Exercise materials:
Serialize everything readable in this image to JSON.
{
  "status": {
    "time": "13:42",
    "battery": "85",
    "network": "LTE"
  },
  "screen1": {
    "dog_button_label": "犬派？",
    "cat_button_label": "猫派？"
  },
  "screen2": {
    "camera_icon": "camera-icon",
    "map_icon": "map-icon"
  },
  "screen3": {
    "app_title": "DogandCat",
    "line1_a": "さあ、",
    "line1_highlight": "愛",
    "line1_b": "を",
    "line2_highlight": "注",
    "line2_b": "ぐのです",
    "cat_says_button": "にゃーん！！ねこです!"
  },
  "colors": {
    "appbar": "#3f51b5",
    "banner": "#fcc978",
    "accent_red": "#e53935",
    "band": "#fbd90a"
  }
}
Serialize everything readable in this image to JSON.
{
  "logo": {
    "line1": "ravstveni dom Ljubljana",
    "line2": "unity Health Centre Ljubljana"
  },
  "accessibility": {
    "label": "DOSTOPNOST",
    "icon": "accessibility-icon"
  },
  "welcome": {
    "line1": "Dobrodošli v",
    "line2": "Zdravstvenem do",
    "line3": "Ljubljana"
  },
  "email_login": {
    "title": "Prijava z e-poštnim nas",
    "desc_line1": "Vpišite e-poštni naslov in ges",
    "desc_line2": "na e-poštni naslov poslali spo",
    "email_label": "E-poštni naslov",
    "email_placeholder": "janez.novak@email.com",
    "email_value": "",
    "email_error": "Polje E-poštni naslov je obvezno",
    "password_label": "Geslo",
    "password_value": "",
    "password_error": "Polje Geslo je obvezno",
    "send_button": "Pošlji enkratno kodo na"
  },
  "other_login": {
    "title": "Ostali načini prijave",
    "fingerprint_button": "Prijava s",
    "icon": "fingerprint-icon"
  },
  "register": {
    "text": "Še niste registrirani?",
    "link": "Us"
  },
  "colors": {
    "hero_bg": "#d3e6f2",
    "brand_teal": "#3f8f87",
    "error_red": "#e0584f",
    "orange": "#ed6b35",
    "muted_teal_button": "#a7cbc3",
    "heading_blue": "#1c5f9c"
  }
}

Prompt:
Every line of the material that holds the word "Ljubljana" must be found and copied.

Response to this task:
    "line1": "ravstveni dom Ljubljana",
    "line2": "unity Health Centre Ljubljana"
    "line3": "Ljubljana"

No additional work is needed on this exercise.